• _Provided entries_:
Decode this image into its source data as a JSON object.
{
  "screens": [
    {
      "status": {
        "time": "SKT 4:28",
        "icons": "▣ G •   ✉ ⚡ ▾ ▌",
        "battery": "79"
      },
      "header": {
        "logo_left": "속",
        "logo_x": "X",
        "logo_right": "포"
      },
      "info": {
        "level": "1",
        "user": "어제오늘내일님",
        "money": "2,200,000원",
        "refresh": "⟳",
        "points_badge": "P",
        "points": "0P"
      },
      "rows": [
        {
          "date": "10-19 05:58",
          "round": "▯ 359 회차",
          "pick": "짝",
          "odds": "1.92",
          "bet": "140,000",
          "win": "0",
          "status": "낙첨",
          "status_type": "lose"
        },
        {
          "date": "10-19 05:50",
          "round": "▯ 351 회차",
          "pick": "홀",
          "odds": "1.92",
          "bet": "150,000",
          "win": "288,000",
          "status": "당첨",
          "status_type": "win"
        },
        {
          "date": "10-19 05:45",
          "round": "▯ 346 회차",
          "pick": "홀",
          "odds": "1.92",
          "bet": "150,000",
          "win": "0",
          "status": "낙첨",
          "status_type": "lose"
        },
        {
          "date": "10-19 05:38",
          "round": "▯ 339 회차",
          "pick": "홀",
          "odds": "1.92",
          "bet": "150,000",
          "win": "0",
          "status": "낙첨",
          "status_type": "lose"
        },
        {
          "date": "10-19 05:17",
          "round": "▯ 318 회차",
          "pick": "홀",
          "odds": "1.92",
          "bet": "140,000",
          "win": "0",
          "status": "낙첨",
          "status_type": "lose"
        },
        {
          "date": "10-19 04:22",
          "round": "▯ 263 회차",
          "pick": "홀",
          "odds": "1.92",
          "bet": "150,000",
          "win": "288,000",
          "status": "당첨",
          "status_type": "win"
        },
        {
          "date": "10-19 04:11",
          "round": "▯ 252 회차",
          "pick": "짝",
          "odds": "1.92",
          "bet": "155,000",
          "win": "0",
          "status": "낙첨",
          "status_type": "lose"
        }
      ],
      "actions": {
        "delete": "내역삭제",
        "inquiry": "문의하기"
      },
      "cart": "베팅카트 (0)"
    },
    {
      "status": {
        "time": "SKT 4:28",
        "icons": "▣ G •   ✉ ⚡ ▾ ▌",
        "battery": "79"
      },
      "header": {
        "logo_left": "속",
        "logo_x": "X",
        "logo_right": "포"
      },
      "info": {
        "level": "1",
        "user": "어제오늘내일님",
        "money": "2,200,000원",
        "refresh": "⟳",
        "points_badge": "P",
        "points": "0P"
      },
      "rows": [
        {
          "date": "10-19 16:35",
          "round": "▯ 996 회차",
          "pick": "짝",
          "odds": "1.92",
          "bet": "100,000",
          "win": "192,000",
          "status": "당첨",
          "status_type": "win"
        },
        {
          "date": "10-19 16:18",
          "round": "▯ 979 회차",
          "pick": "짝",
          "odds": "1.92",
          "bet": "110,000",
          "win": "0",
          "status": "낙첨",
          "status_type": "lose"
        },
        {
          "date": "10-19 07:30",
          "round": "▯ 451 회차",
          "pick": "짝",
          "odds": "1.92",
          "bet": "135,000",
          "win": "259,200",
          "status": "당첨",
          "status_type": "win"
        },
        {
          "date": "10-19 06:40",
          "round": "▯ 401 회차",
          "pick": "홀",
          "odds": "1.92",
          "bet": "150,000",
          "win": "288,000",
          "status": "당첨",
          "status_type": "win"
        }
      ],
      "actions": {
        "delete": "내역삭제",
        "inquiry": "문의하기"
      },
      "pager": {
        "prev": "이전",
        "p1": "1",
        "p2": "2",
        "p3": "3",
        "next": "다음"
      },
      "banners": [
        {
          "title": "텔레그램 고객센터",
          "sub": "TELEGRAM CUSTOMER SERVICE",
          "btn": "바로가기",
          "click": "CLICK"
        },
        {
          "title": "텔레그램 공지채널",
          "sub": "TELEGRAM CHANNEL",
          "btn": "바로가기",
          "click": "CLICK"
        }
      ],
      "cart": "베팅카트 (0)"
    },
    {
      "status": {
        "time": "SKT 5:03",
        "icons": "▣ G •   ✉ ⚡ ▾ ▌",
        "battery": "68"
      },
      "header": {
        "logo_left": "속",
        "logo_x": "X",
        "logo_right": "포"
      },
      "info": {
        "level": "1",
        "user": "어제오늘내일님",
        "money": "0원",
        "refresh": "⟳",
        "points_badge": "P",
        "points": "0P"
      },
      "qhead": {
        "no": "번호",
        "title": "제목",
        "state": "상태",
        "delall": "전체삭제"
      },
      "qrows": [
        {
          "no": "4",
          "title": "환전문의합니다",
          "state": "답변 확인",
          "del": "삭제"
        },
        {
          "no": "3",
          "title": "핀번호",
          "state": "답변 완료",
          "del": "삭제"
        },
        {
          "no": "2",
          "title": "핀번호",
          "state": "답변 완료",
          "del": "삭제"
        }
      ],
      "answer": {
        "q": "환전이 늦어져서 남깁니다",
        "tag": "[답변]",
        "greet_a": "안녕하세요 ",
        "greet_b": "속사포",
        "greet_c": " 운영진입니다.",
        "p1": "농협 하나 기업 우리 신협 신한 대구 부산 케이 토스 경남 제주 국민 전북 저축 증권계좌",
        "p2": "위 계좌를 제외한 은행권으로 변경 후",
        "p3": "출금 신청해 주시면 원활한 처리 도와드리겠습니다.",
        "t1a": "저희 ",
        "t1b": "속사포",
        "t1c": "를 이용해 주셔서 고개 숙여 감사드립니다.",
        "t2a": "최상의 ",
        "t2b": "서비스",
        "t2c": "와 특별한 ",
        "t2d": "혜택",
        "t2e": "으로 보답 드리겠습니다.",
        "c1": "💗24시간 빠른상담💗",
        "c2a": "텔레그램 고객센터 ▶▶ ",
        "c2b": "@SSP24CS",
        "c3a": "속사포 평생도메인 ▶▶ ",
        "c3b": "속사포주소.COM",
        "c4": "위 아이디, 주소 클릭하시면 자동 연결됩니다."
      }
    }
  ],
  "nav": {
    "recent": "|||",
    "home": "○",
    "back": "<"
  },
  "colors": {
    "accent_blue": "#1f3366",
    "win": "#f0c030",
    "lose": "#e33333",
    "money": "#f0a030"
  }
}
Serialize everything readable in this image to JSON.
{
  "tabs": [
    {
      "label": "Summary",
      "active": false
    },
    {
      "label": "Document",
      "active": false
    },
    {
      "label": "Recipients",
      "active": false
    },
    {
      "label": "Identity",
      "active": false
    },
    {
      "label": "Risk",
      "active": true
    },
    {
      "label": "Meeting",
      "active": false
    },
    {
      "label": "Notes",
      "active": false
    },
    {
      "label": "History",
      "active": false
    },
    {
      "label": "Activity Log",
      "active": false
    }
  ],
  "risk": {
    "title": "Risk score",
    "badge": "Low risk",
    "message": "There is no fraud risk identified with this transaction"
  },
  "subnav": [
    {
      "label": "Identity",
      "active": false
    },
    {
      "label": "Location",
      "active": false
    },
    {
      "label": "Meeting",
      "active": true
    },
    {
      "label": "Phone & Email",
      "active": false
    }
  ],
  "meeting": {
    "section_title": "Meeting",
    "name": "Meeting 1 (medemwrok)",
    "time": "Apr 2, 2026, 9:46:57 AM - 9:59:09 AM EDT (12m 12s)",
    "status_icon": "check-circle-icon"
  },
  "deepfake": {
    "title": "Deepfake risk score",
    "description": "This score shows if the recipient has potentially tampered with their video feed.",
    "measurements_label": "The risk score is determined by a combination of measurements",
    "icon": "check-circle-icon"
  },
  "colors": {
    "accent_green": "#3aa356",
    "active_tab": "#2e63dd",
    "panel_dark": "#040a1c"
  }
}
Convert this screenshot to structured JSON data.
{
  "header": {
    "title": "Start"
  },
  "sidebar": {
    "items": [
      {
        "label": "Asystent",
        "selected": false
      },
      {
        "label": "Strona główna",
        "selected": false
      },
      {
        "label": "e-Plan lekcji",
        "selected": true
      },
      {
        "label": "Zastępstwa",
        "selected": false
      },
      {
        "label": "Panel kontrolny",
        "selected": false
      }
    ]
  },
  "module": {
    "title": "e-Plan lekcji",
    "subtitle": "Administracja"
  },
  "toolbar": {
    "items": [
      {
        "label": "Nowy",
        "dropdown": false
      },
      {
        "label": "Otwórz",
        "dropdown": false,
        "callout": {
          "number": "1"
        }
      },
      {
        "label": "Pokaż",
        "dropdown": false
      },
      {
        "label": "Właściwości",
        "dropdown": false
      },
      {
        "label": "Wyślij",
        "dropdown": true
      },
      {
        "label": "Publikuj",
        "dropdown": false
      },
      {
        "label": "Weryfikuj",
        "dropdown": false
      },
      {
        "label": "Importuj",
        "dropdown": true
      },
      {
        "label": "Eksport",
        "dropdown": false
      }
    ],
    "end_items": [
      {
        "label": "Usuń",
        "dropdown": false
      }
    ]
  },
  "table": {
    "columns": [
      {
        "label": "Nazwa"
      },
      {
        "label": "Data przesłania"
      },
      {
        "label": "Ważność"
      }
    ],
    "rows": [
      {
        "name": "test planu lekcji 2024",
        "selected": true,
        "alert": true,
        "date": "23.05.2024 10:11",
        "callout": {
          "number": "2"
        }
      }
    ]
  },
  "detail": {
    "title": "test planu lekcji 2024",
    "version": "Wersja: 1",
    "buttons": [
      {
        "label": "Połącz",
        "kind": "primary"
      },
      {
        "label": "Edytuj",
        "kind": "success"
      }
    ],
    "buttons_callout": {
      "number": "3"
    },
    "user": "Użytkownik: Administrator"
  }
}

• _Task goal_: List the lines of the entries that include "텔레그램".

• _Written solution_:
          "title": "텔레그램 고객센터",
          "title": "텔레그램 공지채널",
        "c2a": "텔레그램 고객센터 ▶▶ ",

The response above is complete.